Records for the exercise »

[Start of section]

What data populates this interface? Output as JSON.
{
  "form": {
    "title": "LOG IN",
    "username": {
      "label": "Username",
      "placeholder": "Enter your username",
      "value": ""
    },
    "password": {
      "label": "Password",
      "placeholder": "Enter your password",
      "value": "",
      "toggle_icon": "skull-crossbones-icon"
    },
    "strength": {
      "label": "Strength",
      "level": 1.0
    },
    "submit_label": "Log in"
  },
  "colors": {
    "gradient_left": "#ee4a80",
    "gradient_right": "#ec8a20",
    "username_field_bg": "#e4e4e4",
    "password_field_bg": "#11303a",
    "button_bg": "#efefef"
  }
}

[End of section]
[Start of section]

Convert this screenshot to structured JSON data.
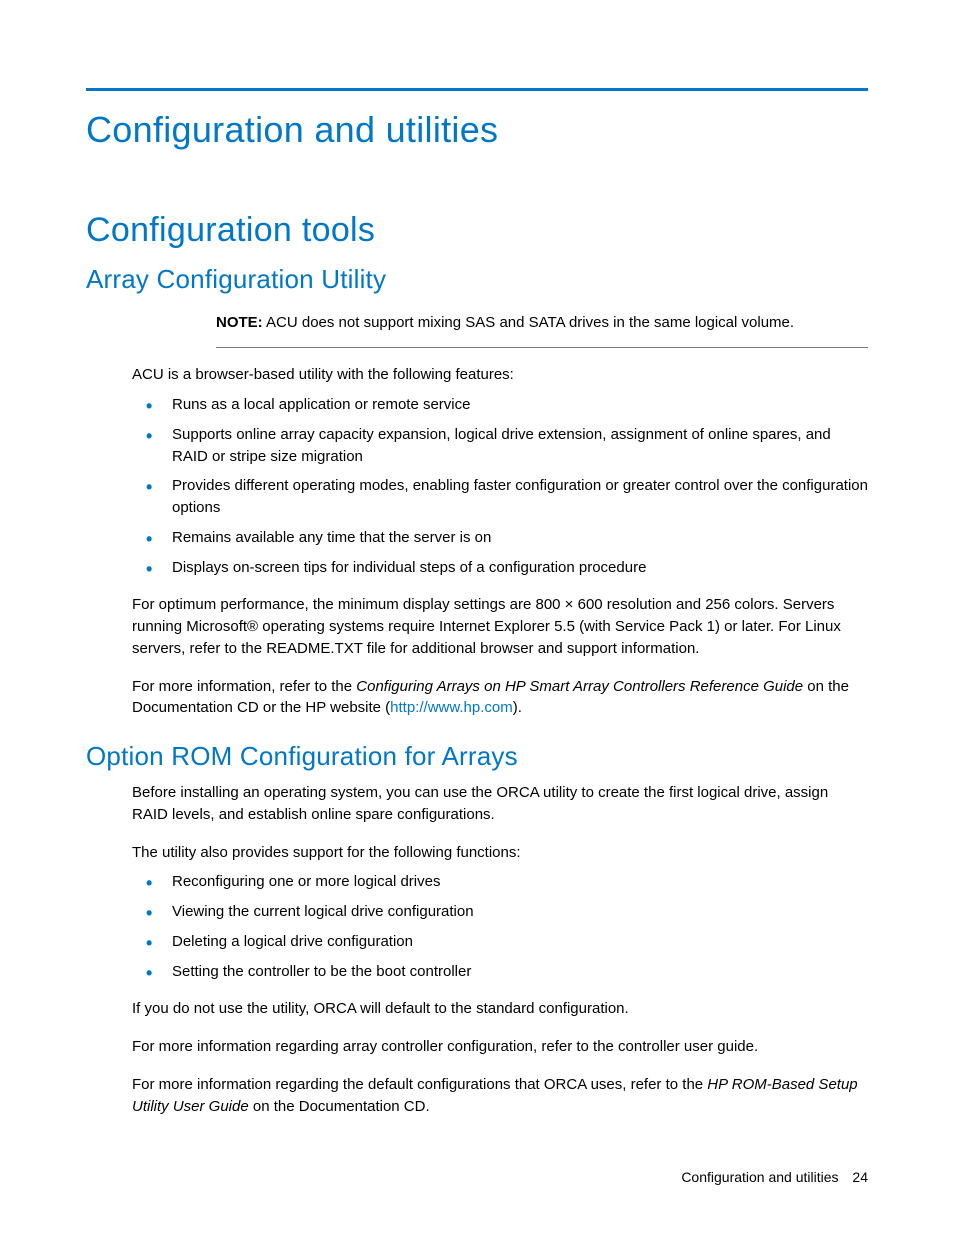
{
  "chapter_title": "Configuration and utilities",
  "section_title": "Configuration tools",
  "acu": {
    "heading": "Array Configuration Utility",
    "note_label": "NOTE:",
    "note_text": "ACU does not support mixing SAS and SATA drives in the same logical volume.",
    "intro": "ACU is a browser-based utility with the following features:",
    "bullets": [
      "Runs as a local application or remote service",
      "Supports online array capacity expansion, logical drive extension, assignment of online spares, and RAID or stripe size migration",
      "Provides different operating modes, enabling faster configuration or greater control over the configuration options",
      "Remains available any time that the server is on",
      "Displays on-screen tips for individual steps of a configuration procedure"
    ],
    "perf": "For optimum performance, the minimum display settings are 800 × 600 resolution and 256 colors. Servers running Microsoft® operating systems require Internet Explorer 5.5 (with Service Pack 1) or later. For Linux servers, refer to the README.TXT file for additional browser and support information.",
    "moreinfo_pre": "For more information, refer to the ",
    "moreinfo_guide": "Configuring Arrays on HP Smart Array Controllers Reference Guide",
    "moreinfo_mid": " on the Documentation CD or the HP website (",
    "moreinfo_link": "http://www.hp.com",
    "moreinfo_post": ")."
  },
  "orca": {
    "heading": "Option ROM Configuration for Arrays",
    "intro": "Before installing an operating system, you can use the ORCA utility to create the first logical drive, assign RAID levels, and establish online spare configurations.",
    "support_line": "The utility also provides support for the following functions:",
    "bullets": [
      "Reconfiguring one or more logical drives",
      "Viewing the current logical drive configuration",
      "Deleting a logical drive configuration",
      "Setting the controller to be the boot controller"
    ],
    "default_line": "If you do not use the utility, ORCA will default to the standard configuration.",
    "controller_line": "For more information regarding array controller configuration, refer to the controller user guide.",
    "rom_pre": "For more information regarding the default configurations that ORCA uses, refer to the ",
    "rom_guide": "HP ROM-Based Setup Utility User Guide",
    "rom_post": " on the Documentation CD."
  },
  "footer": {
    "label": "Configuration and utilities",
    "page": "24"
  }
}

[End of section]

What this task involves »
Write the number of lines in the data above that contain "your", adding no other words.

Completed exercise »
2